*** Opening GIVEN INFORMATION ***

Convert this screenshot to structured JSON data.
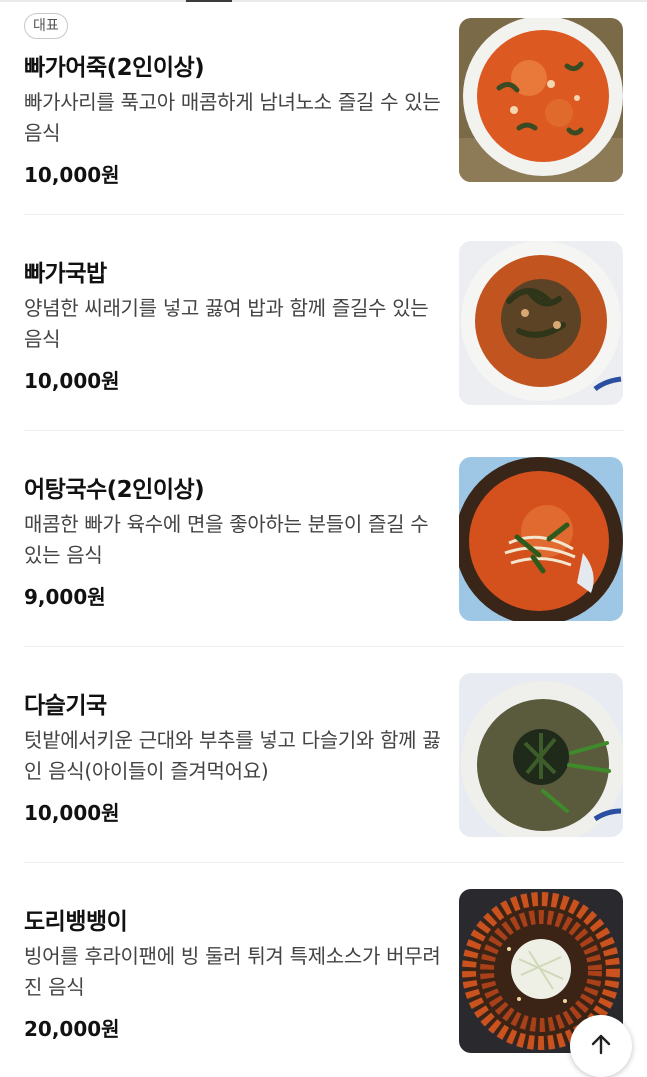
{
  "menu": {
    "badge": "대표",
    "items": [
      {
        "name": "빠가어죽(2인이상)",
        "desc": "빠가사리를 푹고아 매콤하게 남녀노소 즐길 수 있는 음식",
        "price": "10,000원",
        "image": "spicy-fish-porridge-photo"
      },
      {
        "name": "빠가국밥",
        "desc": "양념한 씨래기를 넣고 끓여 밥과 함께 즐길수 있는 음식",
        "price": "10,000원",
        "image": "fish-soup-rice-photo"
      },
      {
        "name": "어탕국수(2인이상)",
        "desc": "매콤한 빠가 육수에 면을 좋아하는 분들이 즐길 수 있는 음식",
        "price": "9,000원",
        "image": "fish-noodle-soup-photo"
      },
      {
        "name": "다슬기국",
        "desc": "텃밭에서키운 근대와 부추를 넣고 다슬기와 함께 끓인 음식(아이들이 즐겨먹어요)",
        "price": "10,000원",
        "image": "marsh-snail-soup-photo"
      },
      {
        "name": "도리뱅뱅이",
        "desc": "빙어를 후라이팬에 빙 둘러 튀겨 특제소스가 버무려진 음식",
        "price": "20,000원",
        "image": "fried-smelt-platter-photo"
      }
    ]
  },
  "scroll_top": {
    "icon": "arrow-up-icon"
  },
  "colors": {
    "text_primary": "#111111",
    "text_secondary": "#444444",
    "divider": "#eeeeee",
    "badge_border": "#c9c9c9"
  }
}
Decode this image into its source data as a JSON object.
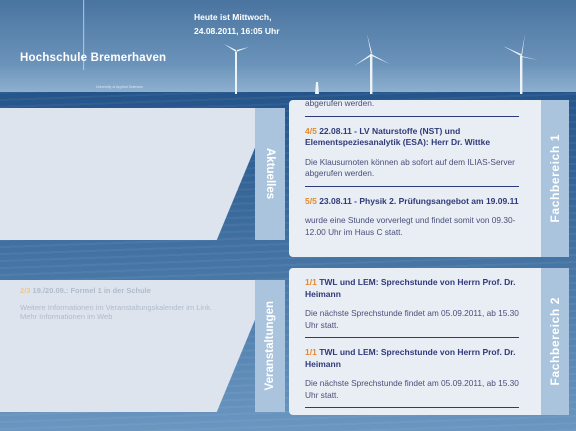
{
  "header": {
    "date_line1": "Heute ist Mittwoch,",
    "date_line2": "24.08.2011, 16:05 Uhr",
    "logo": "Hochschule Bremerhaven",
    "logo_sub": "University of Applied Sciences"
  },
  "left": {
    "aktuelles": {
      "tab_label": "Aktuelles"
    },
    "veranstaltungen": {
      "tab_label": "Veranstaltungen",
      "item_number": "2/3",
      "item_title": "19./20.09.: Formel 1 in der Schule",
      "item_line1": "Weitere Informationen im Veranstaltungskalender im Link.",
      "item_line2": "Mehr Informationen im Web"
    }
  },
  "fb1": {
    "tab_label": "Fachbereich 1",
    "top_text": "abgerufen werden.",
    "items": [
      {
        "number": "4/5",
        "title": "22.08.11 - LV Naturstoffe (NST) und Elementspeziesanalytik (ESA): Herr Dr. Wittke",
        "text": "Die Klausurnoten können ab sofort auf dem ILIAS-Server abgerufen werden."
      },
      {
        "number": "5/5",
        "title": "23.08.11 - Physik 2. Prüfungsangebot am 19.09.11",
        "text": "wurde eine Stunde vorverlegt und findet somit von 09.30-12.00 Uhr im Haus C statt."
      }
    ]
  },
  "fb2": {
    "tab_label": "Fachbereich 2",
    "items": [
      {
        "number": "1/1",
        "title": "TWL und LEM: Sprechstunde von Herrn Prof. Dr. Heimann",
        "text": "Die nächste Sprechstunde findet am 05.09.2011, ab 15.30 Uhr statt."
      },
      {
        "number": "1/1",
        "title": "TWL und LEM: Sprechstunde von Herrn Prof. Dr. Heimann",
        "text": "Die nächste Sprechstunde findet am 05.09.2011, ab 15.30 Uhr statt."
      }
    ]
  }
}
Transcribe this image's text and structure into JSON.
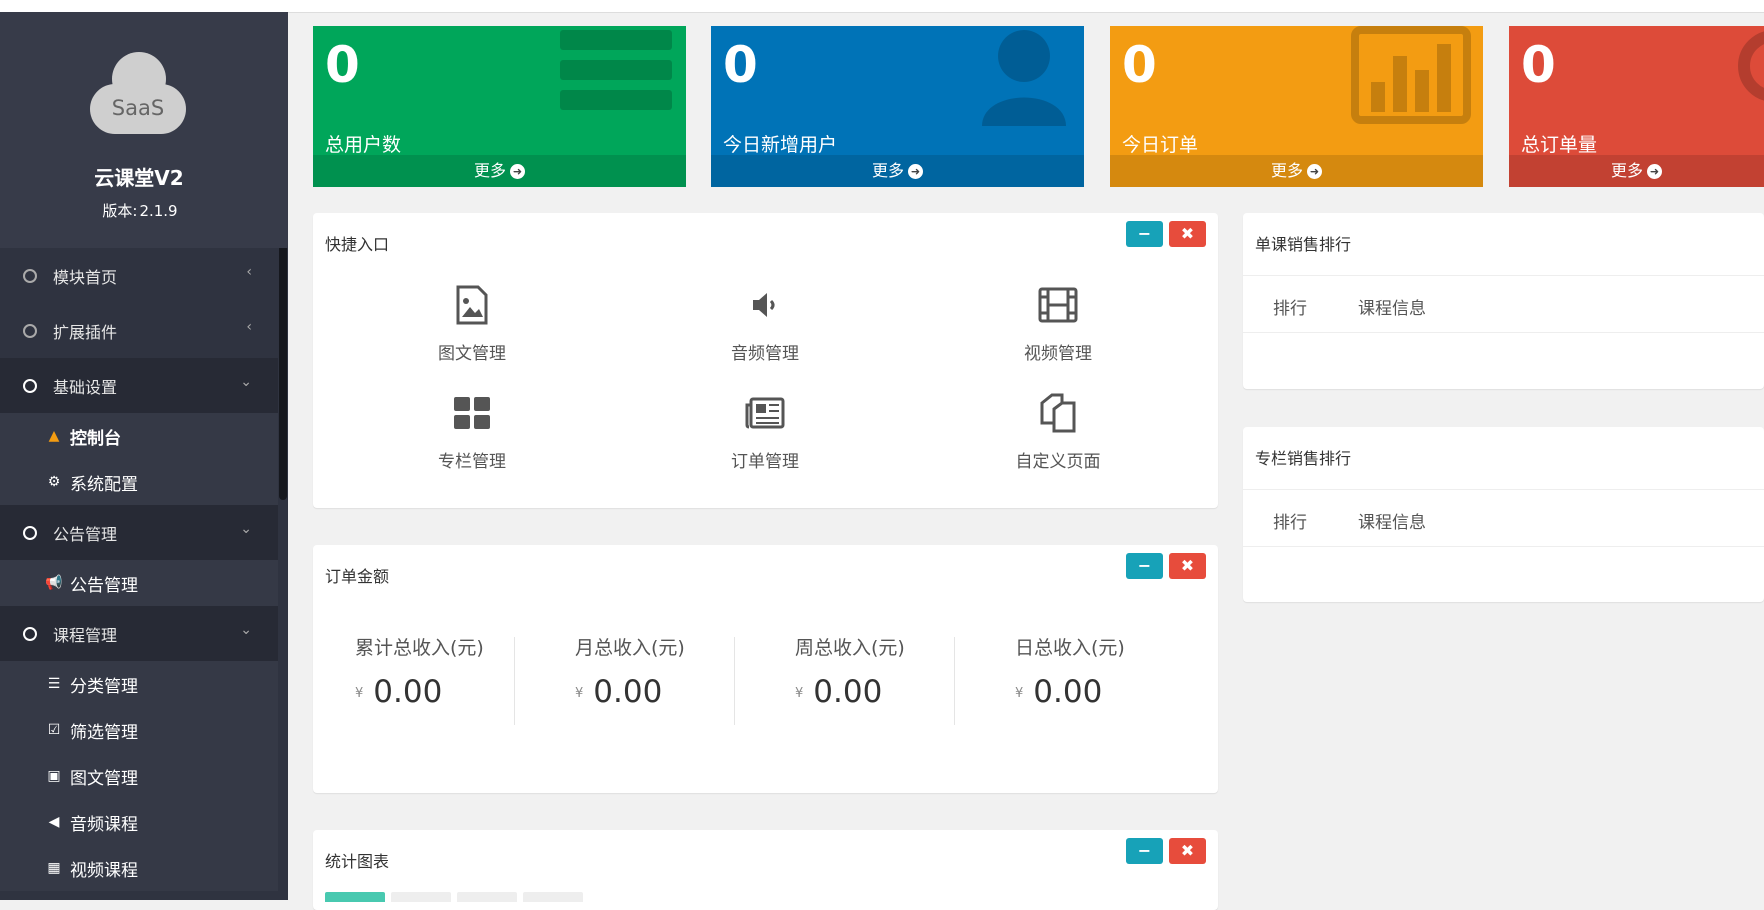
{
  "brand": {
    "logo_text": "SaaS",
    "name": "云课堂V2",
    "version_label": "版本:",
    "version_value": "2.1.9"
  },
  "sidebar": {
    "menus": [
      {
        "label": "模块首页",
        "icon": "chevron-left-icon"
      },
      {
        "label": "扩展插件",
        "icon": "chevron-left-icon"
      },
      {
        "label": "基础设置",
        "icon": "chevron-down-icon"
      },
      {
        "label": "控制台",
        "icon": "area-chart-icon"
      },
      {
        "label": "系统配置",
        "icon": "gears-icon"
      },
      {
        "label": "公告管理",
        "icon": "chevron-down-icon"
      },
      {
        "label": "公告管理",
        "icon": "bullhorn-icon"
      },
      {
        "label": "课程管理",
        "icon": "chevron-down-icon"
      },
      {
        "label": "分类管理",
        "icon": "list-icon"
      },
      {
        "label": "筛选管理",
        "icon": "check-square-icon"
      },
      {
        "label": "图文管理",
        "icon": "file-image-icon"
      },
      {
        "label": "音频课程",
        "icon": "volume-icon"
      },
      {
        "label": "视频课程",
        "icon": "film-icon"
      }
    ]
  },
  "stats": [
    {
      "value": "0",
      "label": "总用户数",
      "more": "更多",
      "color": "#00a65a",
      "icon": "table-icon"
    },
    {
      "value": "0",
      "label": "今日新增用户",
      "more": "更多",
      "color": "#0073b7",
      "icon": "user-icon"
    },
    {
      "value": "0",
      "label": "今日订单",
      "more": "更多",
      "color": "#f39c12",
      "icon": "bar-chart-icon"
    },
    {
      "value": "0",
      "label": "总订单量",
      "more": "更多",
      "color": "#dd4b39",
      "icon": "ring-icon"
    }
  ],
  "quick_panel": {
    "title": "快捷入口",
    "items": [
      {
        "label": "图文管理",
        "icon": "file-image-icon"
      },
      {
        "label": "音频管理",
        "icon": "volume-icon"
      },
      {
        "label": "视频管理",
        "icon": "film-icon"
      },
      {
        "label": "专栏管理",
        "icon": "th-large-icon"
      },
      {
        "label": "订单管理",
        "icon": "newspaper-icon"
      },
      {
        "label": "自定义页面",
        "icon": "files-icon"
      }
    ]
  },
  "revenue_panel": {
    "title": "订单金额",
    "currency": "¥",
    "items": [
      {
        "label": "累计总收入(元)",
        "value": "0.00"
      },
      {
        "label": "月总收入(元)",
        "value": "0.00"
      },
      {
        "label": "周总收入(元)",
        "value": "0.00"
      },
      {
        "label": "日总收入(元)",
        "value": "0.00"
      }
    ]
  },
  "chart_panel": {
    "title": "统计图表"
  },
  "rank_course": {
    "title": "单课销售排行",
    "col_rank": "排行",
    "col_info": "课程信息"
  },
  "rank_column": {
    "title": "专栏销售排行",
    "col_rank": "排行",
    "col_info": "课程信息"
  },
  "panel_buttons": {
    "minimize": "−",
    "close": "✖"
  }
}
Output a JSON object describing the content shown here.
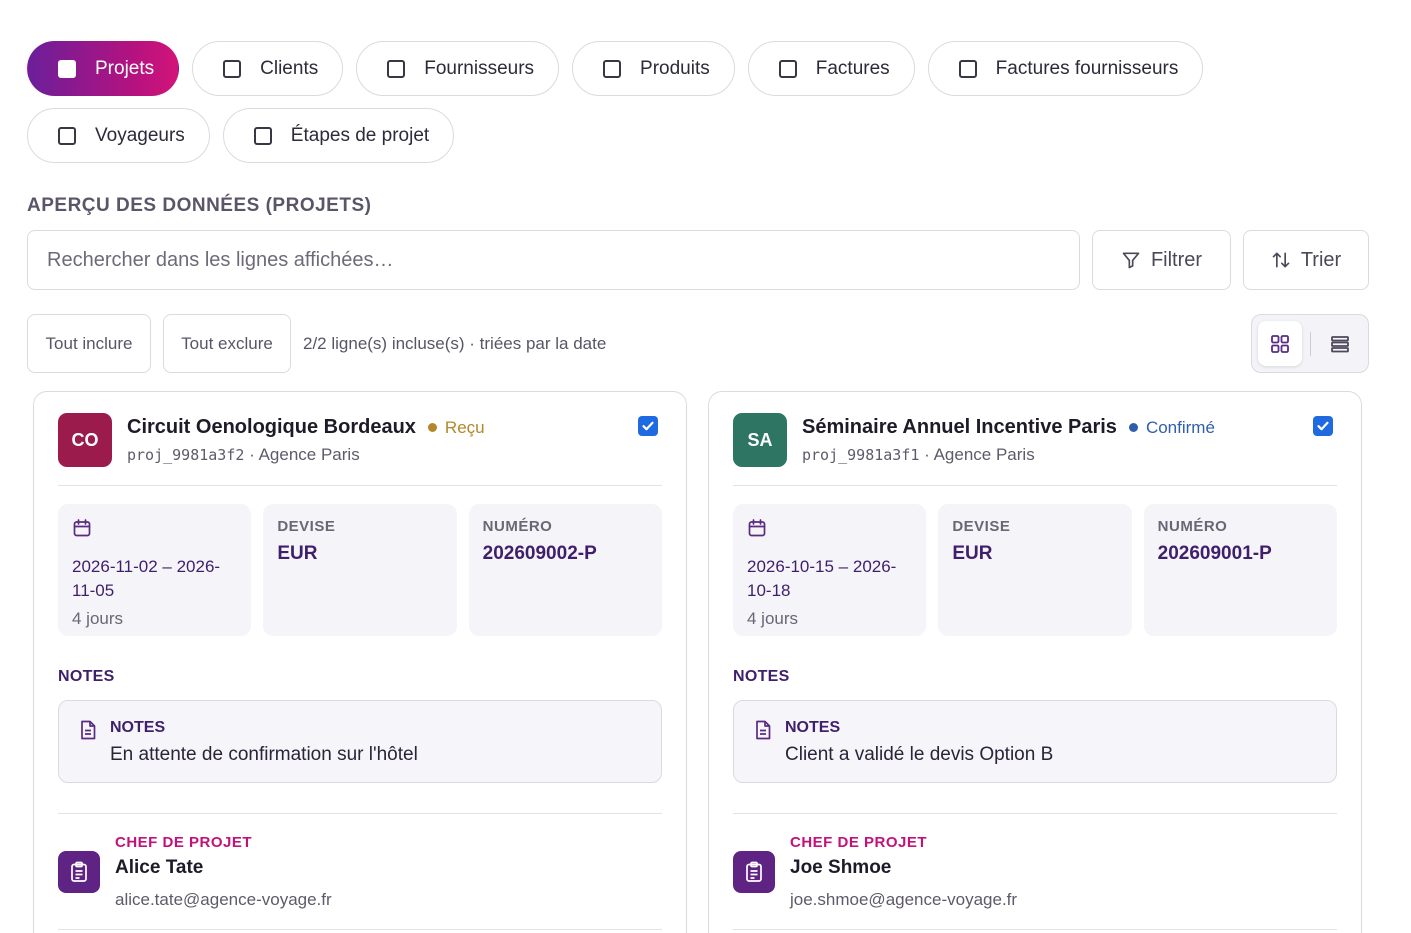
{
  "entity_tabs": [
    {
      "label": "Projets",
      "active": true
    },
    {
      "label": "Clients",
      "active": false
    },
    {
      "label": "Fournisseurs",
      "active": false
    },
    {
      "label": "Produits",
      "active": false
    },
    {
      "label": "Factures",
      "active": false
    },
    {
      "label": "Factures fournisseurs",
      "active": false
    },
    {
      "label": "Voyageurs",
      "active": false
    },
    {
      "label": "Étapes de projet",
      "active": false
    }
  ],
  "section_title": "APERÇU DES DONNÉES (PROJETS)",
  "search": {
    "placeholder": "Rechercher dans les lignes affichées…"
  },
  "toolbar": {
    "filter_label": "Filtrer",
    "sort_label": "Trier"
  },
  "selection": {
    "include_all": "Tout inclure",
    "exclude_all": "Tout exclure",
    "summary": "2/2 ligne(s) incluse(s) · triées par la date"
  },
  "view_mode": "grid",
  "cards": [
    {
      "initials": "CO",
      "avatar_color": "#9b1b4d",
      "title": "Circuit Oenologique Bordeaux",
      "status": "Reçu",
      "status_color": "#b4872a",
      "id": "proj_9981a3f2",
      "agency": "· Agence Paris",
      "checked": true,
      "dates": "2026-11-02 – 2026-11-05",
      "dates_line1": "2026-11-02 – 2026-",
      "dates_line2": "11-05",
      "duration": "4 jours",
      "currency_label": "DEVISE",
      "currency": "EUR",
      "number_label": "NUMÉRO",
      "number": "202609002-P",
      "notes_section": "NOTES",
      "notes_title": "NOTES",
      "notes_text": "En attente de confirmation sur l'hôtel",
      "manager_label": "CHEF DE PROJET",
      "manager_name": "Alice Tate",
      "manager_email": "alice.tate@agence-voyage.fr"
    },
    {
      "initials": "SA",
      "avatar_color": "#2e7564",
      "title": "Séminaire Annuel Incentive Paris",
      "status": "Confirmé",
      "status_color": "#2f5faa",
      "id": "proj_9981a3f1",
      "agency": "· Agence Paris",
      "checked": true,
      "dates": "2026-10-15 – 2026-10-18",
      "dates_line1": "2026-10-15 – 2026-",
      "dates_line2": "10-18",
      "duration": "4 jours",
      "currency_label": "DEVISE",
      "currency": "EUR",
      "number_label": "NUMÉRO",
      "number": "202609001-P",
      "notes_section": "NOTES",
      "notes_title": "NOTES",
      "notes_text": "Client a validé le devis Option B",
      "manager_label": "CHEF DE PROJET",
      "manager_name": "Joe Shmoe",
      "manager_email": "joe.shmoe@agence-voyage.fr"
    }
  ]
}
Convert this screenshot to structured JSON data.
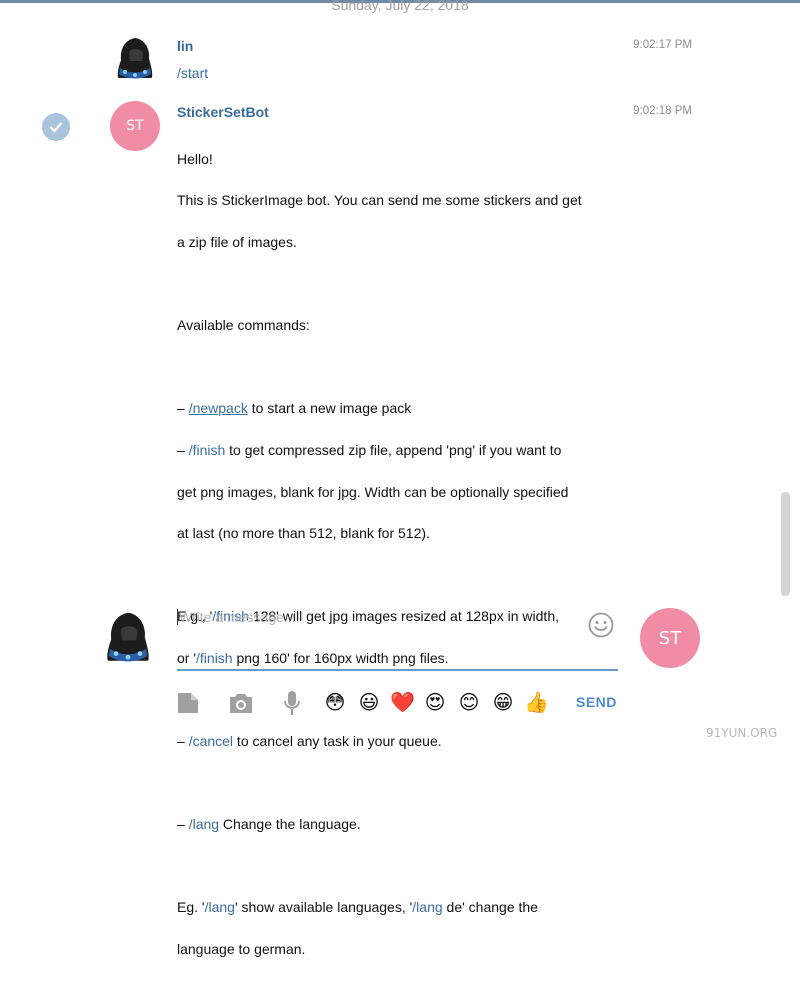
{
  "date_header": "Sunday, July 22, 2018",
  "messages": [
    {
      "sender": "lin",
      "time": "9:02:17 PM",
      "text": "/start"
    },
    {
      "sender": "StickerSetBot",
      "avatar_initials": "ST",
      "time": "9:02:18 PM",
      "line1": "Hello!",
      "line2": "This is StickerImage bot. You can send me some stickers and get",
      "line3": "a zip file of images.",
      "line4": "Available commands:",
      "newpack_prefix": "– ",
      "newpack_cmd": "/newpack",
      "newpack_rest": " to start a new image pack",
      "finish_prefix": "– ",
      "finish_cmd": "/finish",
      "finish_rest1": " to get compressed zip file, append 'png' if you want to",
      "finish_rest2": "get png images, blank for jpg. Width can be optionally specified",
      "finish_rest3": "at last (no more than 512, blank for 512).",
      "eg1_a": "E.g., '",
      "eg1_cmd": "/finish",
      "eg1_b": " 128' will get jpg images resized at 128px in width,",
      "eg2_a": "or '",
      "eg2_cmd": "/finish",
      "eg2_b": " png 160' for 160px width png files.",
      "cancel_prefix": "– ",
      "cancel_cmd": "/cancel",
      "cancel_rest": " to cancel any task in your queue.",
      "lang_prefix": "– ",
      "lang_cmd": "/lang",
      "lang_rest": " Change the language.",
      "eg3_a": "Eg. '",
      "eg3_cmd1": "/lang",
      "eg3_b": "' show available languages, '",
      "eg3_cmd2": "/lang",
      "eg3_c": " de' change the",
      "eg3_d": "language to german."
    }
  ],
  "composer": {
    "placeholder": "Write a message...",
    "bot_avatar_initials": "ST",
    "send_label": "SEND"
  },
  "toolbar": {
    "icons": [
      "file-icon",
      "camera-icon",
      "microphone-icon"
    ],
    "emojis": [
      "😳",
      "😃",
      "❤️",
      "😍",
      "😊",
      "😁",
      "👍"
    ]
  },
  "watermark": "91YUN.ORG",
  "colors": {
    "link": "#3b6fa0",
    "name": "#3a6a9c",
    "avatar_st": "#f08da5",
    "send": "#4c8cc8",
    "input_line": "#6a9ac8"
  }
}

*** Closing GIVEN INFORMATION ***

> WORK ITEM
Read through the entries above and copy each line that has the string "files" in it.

> OUTPUT FOR THIS TASK
        "icon": "files-icon"
      "eg2_b": " png 160' for 160px width png files.",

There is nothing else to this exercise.